Notes for patients resident at Throxenby Hall (leased by the Retreat between 1903 and 1924, see RET 7/3) are included in the later volumes of case books although there are also some separate notes for Throxenby Hall patients at RET 7/3/5. There are also some separate notes for patients at Millfield, another Retreat annexe at Hull Road, York, at RET 7/2/41.
Admission papers for patients in the case books up to c 1900 can be found at RET 6/1. Admission papers, nursing notes etc for patients after c 1900 can be found, along with correspondence, in the patients’ correspondence files (RET 6/20).
Dr Bedford Pierce and succeeding Retreat psychiatrists also saw, as independent consultants, their own private patients in consulting rooms at Leeds, at the Retreat, and elsewhere. Case books and/or correspondence relating to psychiatrists' private consulting practice is at RET 8/4.
Internal Arrangement of the Case Books
Although most of the series of case books is arranged in chronological order by date of admission, the sequence within a volume is often interrupted by the insertion of 'continuation notes' on patients with earlier admission dates/patient numbers. This is because when the set number of pages originally allotted for a patient's notes ran out, these notes were either continued on the next available blank page, or were sometimes continued at the back of the book, or were sometimes slotted into any available blank space at the end of other completed patients' entries. Notes of very long stay patients might in this way run from volume to volume, sometimes being included in several books (cross references are generally given). Once case notes began to be kept in loose leaf form and bound into volumes after the patient had died or left, this problem of keeping patients' notes together was largely overcome.
Sometimes the notes of patients who were being admitted for a second or subsequent time were written in after the end of the notes of their first or earlier admission, even though the patient was allotted a new admission number. (The admission register will note whether an admission was a first or subsequent one). This practice accounts for some of the apparent gaps in the chronological and patient numbering sequence in the case books (but some of the gaps in numbering is due to the erratic entry of notes into the case books during the period c. 1855 - 1873 - see note on chronological arrangement of case books above).
While the page numbers of the entries in Case Book 1 (RET 6/5/1/1A) are cross referenced from the first admission register, RET 6/2/1/1, subsequent admission registers do not reference case book page numbers.
Finding the Case Notes of Patients
Name of patient, patient reference number and date of admission (of first admission, if admitted more than once) should all be noted from the admission registers, and should be sufficient to track the entry or entries in the case books
Finding the case notes of individual patients within the volumes is helped considerably by the fact that each volume contains a name index at the front - this can occasionally be unreliable.
There are also consolidated index volumes to the case books, covering patients in case books 1 - 23. These are listed at RET 6/5/3
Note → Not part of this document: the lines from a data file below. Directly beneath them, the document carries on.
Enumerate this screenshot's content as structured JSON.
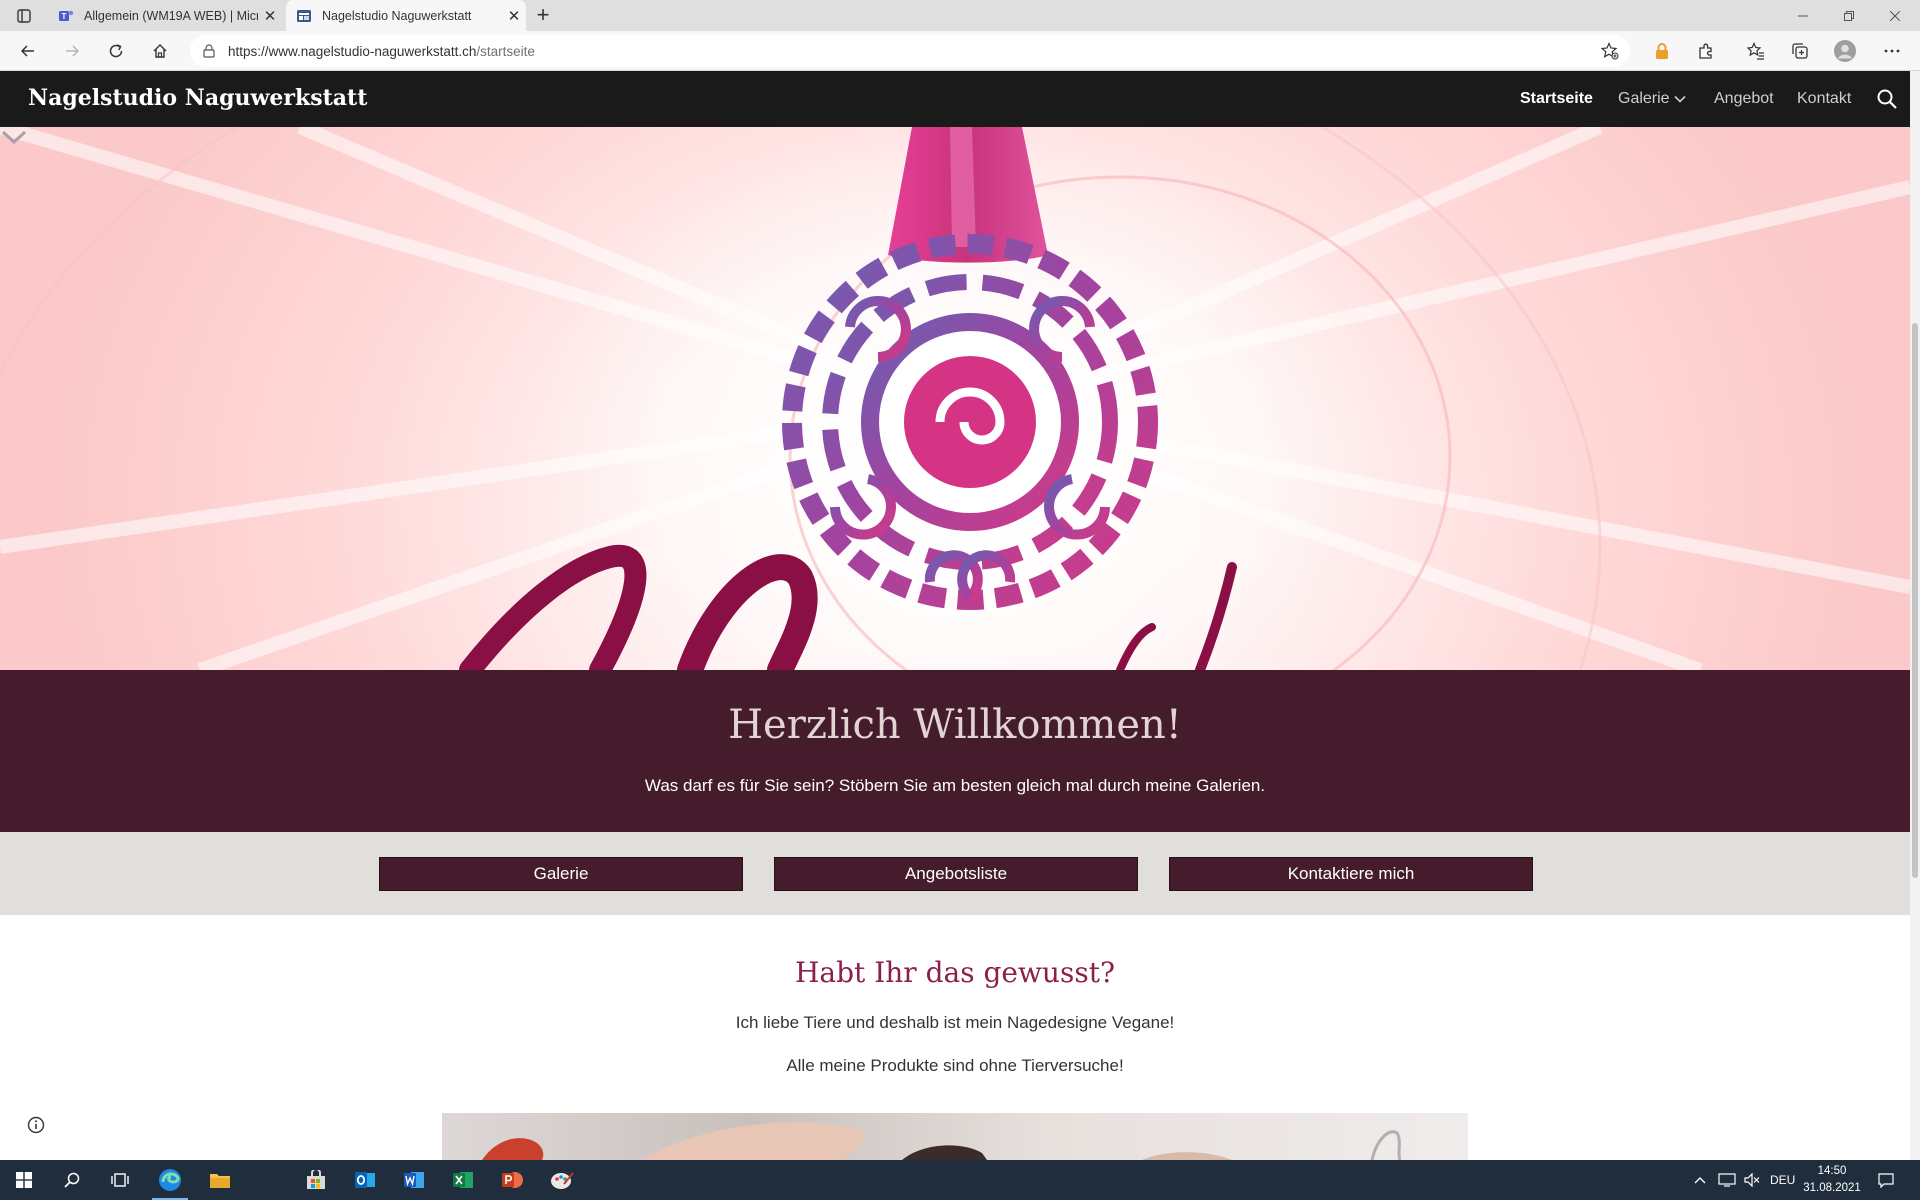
{
  "browser": {
    "tabs": [
      {
        "title": "Allgemein (WM19A WEB) | Micro",
        "icon": "teams-icon",
        "active": false
      },
      {
        "title": "Nagelstudio Naguwerkstatt",
        "icon": "site-page-icon",
        "active": true
      }
    ],
    "url_host": "https://www.nagelstudio-naguwerkstatt.ch",
    "url_path": "/startseite"
  },
  "site": {
    "brand": "Nagelstudio Naguwerkstatt",
    "nav": [
      {
        "label": "Startseite",
        "active": true
      },
      {
        "label": "Galerie",
        "has_dropdown": true
      },
      {
        "label": "Angebot"
      },
      {
        "label": "Kontakt"
      }
    ]
  },
  "welcome": {
    "title": "Herzlich Willkommen!",
    "text": "Was darf es für Sie sein? Stöbern Sie am besten gleich mal durch meine Galerien."
  },
  "buttons": {
    "galerie": "Galerie",
    "angebotsliste": "Angebotsliste",
    "kontakt": "Kontaktiere mich"
  },
  "info": {
    "title": "Habt Ihr das gewusst?",
    "line1": "Ich liebe Tiere und deshalb ist mein Nagedesigne Vegane!",
    "line2": "Alle meine Produkte sind ohne Tierversuche!"
  },
  "taskbar": {
    "language": "DEU",
    "time": "14:50",
    "date": "31.08.2021"
  },
  "colors": {
    "brand_dark": "#451c2b",
    "accent_title": "#8c1f4c",
    "nav_bg": "#1a1a1a",
    "band_grey": "#e1dfdc"
  }
}
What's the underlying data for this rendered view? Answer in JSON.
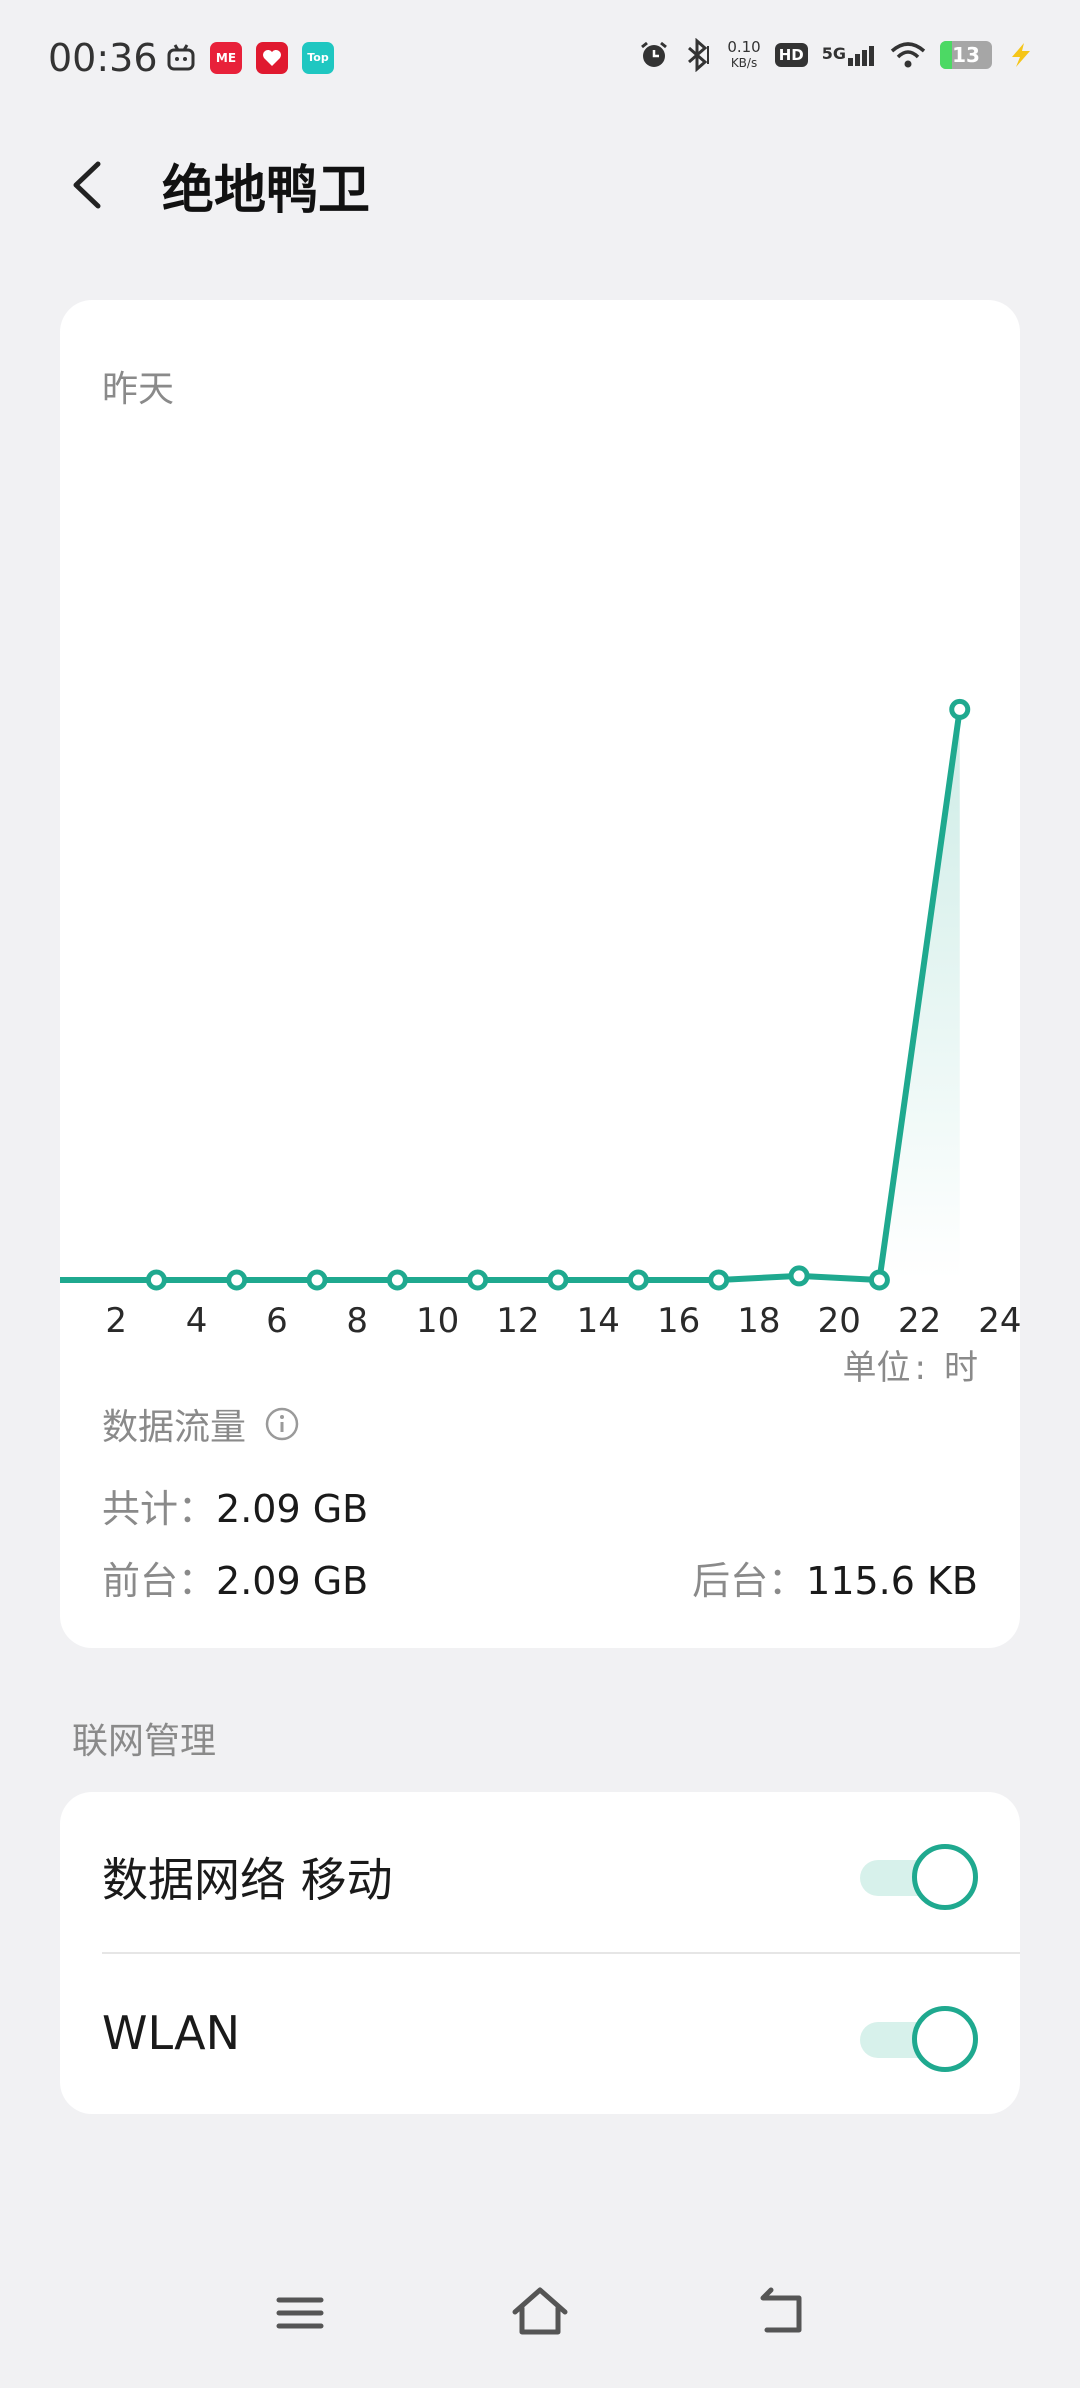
{
  "status": {
    "time": "00:36",
    "net_speed_value": "0.10",
    "net_speed_unit": "KB/s",
    "hd_label": "HD",
    "network_type": "5G",
    "battery": "13",
    "app_badges": [
      {
        "label": "ME",
        "color": "#e8213a"
      },
      {
        "label": "",
        "color": "#e0192f"
      },
      {
        "label": "Top",
        "color": "#1fc7c1"
      }
    ]
  },
  "header": {
    "title": "绝地鸭卫"
  },
  "usage_card": {
    "period_label": "昨天",
    "unit_label": "单位",
    "unit_sep": ":",
    "unit_value": "时",
    "data_flow_label": "数据流量",
    "total_label": "共计：",
    "total_value": "2.09 GB",
    "foreground_label": "前台：",
    "foreground_value": "2.09 GB",
    "background_label": "后台：",
    "background_value": "115.6 KB"
  },
  "chart_data": {
    "type": "line",
    "x_tick_labels": [
      "2",
      "4",
      "6",
      "8",
      "10",
      "12",
      "14",
      "16",
      "18",
      "20",
      "22",
      "24"
    ],
    "x": [
      3,
      5,
      7,
      9,
      11,
      13,
      15,
      17,
      19,
      21,
      23
    ],
    "values": [
      0,
      0,
      0,
      0,
      0,
      0,
      0,
      0,
      0.015,
      0,
      2.09
    ],
    "xlim": [
      0.6,
      24.5
    ],
    "ylim": [
      0,
      3.15
    ],
    "color": "#1fa98f"
  },
  "network_section": {
    "title": "联网管理",
    "rows": [
      {
        "label": "数据网络 移动",
        "enabled": true
      },
      {
        "label": "WLAN",
        "enabled": true
      }
    ]
  },
  "colors": {
    "accent": "#1fa98f",
    "accent_light": "#d7f1eb",
    "background": "#f1f1f3"
  }
}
Access Information

Access to some material is restricted under data protection laws. Restricted items are at RET 6/5/1/23, 6/5/1/24, 6/5/1/24A, 6/5/1/25, 6/5/1/26, 6/5/1/27, RET 6/5/2/2, RET 6/5/4, and RET 6/5/5.

Additional Information